Cosmin's grandmother lives in a little village called Unimat in Transylvania, her kitchen is in a separate building to the main house and everything is cooked on a tiny wood burning stove. They grow their own crops, make their own palinca (plum moonshine), and fatten up pigs and chickens for the chop. I love Cosmin’s gran, she force feeds you with the biggest smile on her face but you can’t begrudge her because she’s an excellent cook; and she’ll tell you that …in fact she’ll tell you that she’s the best cook in the whole of Romania.

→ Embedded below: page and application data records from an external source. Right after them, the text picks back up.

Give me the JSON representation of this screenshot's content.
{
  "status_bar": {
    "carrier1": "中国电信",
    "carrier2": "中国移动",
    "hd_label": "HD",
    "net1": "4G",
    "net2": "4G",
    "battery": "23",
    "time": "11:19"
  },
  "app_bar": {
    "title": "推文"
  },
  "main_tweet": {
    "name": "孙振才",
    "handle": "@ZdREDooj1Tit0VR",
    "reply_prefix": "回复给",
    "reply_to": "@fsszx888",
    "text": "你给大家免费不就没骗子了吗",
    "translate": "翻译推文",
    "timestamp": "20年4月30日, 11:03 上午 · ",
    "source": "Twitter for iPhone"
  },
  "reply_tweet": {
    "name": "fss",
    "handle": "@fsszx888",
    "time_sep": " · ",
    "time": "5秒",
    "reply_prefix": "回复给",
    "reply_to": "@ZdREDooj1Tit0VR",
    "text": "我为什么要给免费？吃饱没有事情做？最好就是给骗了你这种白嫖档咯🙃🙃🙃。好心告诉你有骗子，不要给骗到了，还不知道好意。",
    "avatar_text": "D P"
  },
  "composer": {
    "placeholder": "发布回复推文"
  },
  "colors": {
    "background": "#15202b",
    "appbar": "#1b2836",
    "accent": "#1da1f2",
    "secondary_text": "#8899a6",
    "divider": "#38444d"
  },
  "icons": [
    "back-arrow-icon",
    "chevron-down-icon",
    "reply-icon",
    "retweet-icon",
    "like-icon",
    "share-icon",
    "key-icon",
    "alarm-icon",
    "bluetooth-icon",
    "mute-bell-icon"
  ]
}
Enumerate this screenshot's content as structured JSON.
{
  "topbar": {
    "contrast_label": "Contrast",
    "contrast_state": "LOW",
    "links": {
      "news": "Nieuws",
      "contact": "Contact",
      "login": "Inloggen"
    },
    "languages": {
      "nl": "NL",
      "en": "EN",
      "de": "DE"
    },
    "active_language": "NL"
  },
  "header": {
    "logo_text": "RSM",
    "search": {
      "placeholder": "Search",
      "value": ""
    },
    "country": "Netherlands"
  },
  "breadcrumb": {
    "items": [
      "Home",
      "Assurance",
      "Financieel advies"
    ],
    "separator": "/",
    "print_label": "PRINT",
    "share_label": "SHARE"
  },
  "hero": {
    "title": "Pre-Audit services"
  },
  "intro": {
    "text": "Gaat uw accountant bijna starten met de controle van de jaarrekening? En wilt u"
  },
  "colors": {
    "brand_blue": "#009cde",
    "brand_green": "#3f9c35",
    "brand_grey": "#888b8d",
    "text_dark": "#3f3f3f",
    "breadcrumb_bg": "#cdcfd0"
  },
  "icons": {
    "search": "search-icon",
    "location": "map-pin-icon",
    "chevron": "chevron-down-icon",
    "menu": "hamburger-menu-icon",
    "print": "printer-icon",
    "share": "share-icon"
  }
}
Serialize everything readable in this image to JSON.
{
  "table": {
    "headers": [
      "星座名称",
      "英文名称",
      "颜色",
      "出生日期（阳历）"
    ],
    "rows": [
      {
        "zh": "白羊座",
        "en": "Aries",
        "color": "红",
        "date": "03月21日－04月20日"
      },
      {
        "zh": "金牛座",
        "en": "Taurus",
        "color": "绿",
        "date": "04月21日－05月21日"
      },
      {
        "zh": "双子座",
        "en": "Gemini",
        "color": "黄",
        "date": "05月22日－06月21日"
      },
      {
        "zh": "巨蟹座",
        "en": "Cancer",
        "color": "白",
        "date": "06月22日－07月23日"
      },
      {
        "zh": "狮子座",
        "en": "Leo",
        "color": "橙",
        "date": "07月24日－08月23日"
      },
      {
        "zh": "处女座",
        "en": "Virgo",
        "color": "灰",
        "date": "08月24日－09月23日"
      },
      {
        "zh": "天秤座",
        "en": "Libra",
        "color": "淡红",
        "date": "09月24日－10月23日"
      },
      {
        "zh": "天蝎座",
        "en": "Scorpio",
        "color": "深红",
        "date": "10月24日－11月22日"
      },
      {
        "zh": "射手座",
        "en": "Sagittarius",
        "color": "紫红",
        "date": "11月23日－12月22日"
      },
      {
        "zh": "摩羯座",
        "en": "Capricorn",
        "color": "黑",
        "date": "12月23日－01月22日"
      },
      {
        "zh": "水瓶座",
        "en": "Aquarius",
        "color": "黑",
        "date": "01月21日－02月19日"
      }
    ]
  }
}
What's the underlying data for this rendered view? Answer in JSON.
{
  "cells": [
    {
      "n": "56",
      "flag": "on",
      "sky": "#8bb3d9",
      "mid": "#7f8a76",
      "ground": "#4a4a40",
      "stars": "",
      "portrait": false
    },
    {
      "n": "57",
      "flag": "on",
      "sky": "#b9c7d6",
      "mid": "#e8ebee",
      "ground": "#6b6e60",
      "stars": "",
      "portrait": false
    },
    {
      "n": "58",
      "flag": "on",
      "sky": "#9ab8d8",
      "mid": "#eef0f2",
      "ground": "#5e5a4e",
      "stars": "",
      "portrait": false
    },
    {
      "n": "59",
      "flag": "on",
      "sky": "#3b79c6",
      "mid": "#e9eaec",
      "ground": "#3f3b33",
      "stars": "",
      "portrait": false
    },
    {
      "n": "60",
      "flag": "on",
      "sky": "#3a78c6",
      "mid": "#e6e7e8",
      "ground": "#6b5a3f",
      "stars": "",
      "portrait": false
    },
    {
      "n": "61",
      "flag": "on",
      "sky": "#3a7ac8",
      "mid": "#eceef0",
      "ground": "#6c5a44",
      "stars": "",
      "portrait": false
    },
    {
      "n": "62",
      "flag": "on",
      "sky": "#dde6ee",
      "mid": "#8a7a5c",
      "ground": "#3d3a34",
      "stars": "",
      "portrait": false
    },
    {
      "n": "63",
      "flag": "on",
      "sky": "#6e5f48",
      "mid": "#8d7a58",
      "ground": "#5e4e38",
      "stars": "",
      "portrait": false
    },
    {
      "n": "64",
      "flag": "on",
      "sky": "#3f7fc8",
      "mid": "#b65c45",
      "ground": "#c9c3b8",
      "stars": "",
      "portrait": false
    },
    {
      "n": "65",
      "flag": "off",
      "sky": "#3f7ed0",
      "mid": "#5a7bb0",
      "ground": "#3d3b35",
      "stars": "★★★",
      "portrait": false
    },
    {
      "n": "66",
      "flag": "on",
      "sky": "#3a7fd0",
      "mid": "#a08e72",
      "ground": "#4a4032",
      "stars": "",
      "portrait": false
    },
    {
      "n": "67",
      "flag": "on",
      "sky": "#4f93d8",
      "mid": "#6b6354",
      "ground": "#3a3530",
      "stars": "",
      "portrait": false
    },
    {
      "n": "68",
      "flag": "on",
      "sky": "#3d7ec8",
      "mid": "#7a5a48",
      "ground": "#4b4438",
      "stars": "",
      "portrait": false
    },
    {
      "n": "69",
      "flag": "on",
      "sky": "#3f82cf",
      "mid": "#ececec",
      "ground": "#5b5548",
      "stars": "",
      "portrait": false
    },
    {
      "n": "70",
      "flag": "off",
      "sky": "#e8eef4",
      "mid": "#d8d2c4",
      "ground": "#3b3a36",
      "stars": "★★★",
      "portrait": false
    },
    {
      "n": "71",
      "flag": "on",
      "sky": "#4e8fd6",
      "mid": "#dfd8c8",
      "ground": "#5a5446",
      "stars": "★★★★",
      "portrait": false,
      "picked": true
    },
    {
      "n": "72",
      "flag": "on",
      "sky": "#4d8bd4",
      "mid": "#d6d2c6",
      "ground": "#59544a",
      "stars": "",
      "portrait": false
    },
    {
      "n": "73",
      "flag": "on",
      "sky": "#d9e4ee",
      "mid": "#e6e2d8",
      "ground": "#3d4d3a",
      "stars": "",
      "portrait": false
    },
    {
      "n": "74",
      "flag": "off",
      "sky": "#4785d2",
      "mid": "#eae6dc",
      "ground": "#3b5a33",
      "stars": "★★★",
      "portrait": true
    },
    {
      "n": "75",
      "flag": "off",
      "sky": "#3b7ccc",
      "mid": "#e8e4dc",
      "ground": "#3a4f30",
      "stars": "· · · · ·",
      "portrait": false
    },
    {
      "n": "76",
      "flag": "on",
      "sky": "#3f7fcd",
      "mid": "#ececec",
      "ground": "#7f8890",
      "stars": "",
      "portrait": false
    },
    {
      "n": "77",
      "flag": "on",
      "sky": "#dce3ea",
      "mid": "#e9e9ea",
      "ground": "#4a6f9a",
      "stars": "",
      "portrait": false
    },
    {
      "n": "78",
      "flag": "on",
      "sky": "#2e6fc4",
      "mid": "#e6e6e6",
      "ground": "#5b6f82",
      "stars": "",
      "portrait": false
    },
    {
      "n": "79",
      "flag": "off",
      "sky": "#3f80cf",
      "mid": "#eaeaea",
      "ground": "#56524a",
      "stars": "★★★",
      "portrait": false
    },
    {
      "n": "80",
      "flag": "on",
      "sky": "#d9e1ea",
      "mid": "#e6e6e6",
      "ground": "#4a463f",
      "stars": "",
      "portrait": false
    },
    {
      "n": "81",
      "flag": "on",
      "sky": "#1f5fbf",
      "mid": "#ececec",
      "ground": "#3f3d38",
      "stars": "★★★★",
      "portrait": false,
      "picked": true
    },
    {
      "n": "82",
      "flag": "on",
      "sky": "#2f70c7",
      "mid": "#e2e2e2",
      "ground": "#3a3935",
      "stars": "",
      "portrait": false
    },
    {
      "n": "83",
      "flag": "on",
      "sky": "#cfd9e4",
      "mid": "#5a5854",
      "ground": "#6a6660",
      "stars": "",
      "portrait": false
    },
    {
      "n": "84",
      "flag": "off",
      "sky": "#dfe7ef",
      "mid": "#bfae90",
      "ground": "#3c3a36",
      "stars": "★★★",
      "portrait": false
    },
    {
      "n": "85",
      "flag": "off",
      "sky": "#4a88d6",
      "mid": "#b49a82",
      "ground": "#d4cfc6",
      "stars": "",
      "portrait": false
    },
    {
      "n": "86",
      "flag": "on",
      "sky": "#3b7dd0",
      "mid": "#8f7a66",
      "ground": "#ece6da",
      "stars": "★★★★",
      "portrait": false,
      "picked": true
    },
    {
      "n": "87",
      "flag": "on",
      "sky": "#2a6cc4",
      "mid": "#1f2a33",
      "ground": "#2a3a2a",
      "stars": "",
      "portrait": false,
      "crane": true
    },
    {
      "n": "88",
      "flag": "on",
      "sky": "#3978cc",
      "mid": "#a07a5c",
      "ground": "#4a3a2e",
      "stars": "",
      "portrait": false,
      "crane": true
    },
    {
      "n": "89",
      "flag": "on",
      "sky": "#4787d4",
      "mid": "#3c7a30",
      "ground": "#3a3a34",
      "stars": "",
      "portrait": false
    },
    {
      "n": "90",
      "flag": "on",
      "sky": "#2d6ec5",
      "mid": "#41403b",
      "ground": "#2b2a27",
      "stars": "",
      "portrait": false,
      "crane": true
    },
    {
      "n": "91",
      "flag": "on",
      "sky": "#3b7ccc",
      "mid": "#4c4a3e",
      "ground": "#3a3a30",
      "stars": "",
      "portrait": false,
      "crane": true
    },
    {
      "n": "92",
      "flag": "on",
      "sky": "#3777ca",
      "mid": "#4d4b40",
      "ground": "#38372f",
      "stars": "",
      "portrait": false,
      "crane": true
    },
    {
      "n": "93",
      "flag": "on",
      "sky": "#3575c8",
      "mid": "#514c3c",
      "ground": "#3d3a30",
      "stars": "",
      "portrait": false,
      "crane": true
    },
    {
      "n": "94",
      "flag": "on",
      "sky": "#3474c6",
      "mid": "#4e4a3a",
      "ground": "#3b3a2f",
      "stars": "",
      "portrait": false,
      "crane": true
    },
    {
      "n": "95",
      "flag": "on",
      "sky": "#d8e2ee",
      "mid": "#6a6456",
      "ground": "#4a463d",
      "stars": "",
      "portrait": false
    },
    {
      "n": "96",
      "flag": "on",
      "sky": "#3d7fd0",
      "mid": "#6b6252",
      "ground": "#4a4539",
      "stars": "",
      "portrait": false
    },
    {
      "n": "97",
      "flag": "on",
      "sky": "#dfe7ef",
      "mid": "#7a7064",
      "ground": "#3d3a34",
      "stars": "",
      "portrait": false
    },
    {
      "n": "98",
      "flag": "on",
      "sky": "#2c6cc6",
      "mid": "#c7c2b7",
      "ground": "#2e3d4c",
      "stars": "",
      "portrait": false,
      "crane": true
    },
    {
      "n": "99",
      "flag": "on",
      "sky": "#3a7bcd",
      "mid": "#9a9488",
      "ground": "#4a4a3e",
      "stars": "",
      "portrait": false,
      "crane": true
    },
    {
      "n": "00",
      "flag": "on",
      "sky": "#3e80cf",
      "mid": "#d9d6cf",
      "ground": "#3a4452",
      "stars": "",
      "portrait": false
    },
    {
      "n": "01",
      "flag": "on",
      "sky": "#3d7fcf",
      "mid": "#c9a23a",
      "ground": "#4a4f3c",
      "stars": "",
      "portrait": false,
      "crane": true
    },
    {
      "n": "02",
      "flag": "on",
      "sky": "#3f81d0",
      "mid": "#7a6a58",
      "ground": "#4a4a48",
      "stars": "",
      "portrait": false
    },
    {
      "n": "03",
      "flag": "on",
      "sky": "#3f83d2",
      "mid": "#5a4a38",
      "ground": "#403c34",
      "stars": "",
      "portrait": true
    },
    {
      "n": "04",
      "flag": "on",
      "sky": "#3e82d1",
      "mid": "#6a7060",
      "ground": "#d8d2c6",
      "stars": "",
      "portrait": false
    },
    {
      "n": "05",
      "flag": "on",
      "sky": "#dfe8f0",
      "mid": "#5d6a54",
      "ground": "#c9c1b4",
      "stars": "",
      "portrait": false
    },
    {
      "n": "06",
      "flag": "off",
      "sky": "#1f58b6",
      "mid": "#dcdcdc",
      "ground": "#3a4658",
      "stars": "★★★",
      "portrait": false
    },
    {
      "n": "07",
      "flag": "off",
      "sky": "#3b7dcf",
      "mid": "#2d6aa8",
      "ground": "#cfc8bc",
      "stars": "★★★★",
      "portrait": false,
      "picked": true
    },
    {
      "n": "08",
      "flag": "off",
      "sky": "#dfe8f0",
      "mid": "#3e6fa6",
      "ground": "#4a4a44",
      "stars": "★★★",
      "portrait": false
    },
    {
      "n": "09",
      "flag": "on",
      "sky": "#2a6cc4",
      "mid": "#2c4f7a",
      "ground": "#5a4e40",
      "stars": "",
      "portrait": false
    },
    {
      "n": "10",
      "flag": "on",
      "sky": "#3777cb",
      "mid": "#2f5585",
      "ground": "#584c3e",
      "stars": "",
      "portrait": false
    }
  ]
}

Clockwise from top left Cosmin’s mother, grandfather, grandmother, father, Cosmin and his sister outside his grandparent’s kitchen.
In the towns and cities kitchens are for the most part very similar to those in England, the only difference being what you can expect to find in the fridge. There will always be a vat of ciorba (a catch-all name for various soups seasoned with vinegar and sour cream); you’ll probably find a batch of sarmale (cabbage rolls stuffed with pork and rice) which a well-meaning aunt has insisted you take home so you don’t starve; hanks of salted pork; pickles galore; the biggest juiciest tomatoes in the world; cheeses and massive chunks of slanina (unrendered pork fat); As for Cosmin’s folks home in Tăşnad you’ll also find a wedding cake or three (his mami has a cake business).
One of Cosmin’s Mami’s cakes